My friend Abu Cihan (out of respect for his cultivated anonymity I am using his honorific rather than his real name) is a great historian of Ottoman and Turkish identity and an almost equally great admirer of ladies both big and bigger. He also is treasure trove of American pop culture trivia. Still, Abu Cihan was surprised recently when I told him that the great Jewish-American singer and vaudevillian Sophie Tucker was not only a very big woman but a very passionate one as well, with a string of husbands and a very liberated lifestyle long before the late-20th century idea of “liberated” was ever articulated (Note: Tucker was also a union activist and a generous giver to charities).
Like all moderately emotional one-time Lower East Siders, I still unashamedly weep at Tucker’s over-the-top Yiddish-language tribute to the ur-Lower-East-Side stereotype of “Mayn Yiddische Mammeh” but I love even more the tough and resilient acceptance of the fleeting nature of sexual and emotional attachment that radiates from her theme song “Some of These Days” (a powerful tonic, by the way, for any readers emerging from broken relationships). For the story of “Some of These Days” in Sophie’s own words click here. For a terse time-line of the life of its unsung, and most likely under-compensated, composer, African-American songwriter Shelton Brooks, click here. Better yet, to listen to a 1920s recording of Tucker performing “Some of These Days” (with the Ted Lewis Orchestra) click here.

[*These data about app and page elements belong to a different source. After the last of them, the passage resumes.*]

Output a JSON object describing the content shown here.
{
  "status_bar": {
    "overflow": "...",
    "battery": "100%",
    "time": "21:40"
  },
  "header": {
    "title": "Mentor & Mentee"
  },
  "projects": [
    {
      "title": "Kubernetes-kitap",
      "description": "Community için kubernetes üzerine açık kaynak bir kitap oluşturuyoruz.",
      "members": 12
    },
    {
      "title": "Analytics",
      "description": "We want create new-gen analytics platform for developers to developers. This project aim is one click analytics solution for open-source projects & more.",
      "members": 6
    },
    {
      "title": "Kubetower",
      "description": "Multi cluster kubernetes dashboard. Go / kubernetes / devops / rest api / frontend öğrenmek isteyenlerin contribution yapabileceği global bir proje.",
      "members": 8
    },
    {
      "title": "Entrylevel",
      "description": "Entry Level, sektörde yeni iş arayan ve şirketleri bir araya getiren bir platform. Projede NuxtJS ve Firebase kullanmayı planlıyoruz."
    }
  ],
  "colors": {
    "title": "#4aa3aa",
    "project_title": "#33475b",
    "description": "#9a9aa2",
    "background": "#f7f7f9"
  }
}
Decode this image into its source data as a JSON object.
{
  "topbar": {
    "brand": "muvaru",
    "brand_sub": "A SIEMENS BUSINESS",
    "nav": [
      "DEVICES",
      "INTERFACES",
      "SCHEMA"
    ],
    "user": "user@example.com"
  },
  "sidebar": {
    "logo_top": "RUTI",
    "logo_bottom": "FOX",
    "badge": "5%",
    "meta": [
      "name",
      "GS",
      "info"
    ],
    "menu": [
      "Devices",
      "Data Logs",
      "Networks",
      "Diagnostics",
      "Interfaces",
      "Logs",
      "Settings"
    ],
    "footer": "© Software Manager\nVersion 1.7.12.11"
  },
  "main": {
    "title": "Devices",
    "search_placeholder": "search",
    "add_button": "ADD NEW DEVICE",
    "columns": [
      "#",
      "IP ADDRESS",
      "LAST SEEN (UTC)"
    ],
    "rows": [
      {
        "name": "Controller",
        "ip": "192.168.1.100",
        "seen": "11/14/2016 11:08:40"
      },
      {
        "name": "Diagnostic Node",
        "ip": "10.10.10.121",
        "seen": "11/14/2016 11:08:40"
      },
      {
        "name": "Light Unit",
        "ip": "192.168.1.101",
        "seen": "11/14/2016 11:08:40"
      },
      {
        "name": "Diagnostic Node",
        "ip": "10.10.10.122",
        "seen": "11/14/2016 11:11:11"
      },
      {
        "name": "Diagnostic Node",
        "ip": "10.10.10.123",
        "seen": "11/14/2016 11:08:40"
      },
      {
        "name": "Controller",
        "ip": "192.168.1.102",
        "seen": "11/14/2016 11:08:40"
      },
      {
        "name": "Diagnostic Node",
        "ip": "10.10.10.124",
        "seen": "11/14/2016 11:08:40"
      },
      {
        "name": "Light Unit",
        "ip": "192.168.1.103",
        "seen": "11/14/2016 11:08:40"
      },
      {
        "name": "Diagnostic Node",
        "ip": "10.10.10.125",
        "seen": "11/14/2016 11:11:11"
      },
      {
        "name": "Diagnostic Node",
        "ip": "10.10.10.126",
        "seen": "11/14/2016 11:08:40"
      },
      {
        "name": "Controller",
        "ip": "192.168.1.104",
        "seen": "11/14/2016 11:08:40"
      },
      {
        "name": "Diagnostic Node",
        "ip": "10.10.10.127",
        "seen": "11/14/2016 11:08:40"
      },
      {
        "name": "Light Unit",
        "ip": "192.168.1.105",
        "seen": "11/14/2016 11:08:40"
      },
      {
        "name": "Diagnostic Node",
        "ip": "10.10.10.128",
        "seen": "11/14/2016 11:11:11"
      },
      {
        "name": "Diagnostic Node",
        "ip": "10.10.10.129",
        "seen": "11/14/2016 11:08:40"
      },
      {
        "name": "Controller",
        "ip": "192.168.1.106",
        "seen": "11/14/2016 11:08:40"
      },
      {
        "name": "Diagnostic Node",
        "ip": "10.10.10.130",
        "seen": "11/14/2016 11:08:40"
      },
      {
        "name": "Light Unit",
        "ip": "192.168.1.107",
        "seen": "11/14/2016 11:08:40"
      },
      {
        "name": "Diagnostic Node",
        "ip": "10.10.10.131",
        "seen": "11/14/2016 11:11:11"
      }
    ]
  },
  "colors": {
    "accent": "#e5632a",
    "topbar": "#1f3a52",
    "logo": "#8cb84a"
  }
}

Thinking in an East Side way often sets me to thinking of Joe and Paul. Joe and Paul, in fact, were really just Paul, Paul Kofsky. The short version of the story (for a longer one click here) is this: Early in the twentieth century Paul Kofsky opened a clothing store in Brooklyn. Times were tough and most one-person operations were doomed to failure. So, to add substance and repute to his ailing venture, Paul invented an imaginary senior partner, Joe, changed the name over the door to Joe and Paul, and business soon boomed.
During the Great Depression, Kofsky turned to advertising. He paid legendary Yiddish music hall composer Sholem Secunda (who wrote the original “Bei Mir Bist Shayn” only to make the mistake of selling it to a promoter for $25.00) to compose a radio advertisement jingle for Joe and Paul. Kofsky, who had always dreamed of a life on the stage, performed the jingle live himself, dashing from one Yiddish- and English-language New York radio station to another to sing it. The tune soon became a hit and remained ubiquitous into the 1950s, when Cuban-born band leader Pupi Campo even recorded a cross-over Latin version of it, more likely than not with a young Tito Puente in the background.
To listen to Kofsky singing his original ode to Joe and Paul click here and click here for Pupi Campo’s cover. For those who do not understand the vanished interim wandelsprache of NYC Yiddish, my own bland translation (minus Kofsky’s Yiddish-language scat-like embellishments) is: “Joe and Paul, a store, a pleasure; there you can cheaply buy a suit, a coat, a caftan, all perfect, so be sure to buy only at Joe and Paul.”
Why do I tell these stories? Simple, because in the midst of the present “crisis” it is important for all of us to look for the imaginary senior partner within, to be confident enough to sing our own praises, and never to bemoan what or who we have lost. And now … will someone please point me to the nearest radio station!